Vancouver council did as expected Tuesday (Dec. 6) and deferred a decision on the city’s $1.9 billion operating budget until the spring while approving a capital budget and utility and engineering fee hikes for 2023.
The ABC Vancouver majority had signalled since elected Oct. 15 that it would push debate on the operating budget to the new year to give council time to digest the number-heavy document, which is typically passed in December.
Of the 11 members on council, five are rookies from ABC, including Mayor Ken Sim, who told reporters after the meeting that his party’s commitment during the election campaign was to be “thoughtful” in how it balanced the budget.
“We're going to go through it with a fine tooth comb and make sure it reflects the desires and the wishes of Vancouverites,” said Sim, whose party campaigned on hiring 100 police officers and 100 mental health nurses.
Decision expected in March
Meanwhile, all departments will continue to operate into the new year with what city finance staff described as a “current state” or interim budget until council finalizes the budget for 2023. That will likely occur in the first week of March.

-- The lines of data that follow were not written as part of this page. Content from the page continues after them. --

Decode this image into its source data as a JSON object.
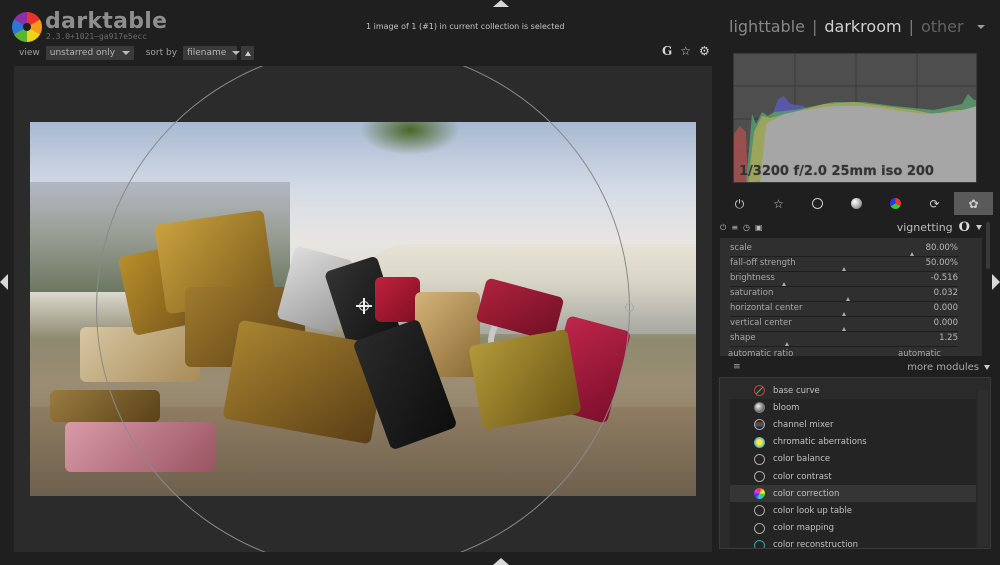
{
  "app": {
    "name": "darktable",
    "version": "2.3.0+1021~ga917e5ecc"
  },
  "header": {
    "status": "1 image of 1 (#1) in current collection is selected",
    "view_label": "view",
    "view_value": "unstarred only",
    "sort_label": "sort by",
    "sort_value": "filename",
    "icons": [
      "grouping-icon",
      "star-icon",
      "gear-icon"
    ],
    "grouping_glyph": "G",
    "star_glyph": "☆",
    "gear_glyph": "⚙"
  },
  "view_switcher": {
    "items": [
      {
        "label": "lighttable",
        "state": "inactive"
      },
      {
        "label": "darkroom",
        "state": "active"
      },
      {
        "label": "other",
        "state": "dim"
      }
    ],
    "separator": "|"
  },
  "histogram": {
    "exif": "1/3200 f/2.0 25mm iso 200"
  },
  "module_groups": {
    "tabs": [
      {
        "name": "active-modules",
        "glyph": "⏻"
      },
      {
        "name": "favorites",
        "glyph": "☆"
      },
      {
        "name": "basic",
        "glyph": ""
      },
      {
        "name": "tone",
        "glyph": ""
      },
      {
        "name": "color",
        "glyph": ""
      },
      {
        "name": "correct",
        "glyph": "⟳"
      },
      {
        "name": "effect",
        "glyph": "✿"
      }
    ],
    "active_index": 6
  },
  "module": {
    "title": "vignetting",
    "preset_glyph": "O",
    "header_icons": {
      "power": "⏻",
      "presets": "≡",
      "reset": "◷",
      "multi": "▣"
    },
    "sliders": [
      {
        "label": "scale",
        "value": "80.00%",
        "position": 0.8
      },
      {
        "label": "fall-off strength",
        "value": "50.00%",
        "position": 0.5
      },
      {
        "label": "brightness",
        "value": "-0.516",
        "position": 0.24
      },
      {
        "label": "saturation",
        "value": "0.032",
        "position": 0.52
      },
      {
        "label": "horizontal center",
        "value": "0.000",
        "position": 0.5
      },
      {
        "label": "vertical center",
        "value": "0.000",
        "position": 0.5
      },
      {
        "label": "shape",
        "value": "1.25",
        "position": 0.25
      }
    ],
    "auto_ratio": {
      "label": "automatic ratio",
      "value": "automatic"
    }
  },
  "more_modules": {
    "label": "more modules",
    "menu_glyph": "≡",
    "items": [
      {
        "label": "base curve",
        "icon": "basecurve"
      },
      {
        "label": "bloom",
        "icon": "bloom"
      },
      {
        "label": "channel mixer",
        "icon": "mixer"
      },
      {
        "label": "chromatic aberrations",
        "icon": "chroma"
      },
      {
        "label": "color balance",
        "icon": "circle"
      },
      {
        "label": "color contrast",
        "icon": "circle"
      },
      {
        "label": "color correction",
        "icon": "corr"
      },
      {
        "label": "color look up table",
        "icon": "circle"
      },
      {
        "label": "color mapping",
        "icon": "circle"
      },
      {
        "label": "color reconstruction",
        "icon": "recon"
      }
    ]
  }
}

As governed by the Vancouver Charter, council must have a budget in place no later than April 30, 2023. The $1.9-billion draft budget is an increase of 9.5 per cent or $166 million from the 2022 budget.
A property tax hike of five per cent would be required to balance the budget, which includes the police department’s proposed $383 million operating budget.
Fire Chief Karen Fry also wants council to spend $6.9 million to hire 40 firefighters and 15 staff, including six fire inspectors and four safety officers.
Sim wouldn’t speculate on whether council will hold to a five per cent property tax hike.
“We're not committing to any number right now because we're still making decisions along the way,” he said.
Utility rates expected to increase average of 10 per cent to 2027
In 2023, water rates will increase by three per cent, sewer rates by 15 per cent and solid waste by 5.9 per cent. Neighbourhood energy utility rates for False Creek will increase by 3.2 per cent.
A staff report said overall utility rates are expected to increase an average of 10 per cent annually through to 2027, driven primarily by forecasted increases in regional utility charges from Metro Vancouver and investments in infrastructure renewal.
The multi-year capital budgets approved includes $580.8 million for new projects and $730 million for project costs in 2023. Approval by council was based on staff’s warning what a delay to unlock funds would mean for projects.
“The 2023 capital budget includes allocations or continued spending on capital projects from prior capital plans that have been previously approved, and any material delay in approving the continued funding of these capital projects could delay or stop these projects which in the current inflationary environment would very likely result in material increases in costs,” a staff report said.
“There is also the risk for all capital projects partially funded by external funding partners that any delay results in a loss or reduction in external partner funding.”
Granville Bridge Connector
About $460 million will be spent on ongoing initiatives, including land acquisition for social and supportive housing, ongoing replacement of the city fleet, maintenance and renovations of city infrastructure.
One-time projects in progress and to be completed in the 2023-2026 capital plan period totals about $450 million. Projects include the Marpole-Oakridge Community Centre renewal and expansion, the Granville Bridge Connector and the Grandview fire hall renewal and expansion.
One-time projects that are in progress and will require additional funding during the 2023-2026 capital plan totals about $60 million.
Projects include the RayCam Co-operative Centre renewal and expansion, Burrard Slopes Park expansion and Vancouver Animal Control Centre renewal and expansion.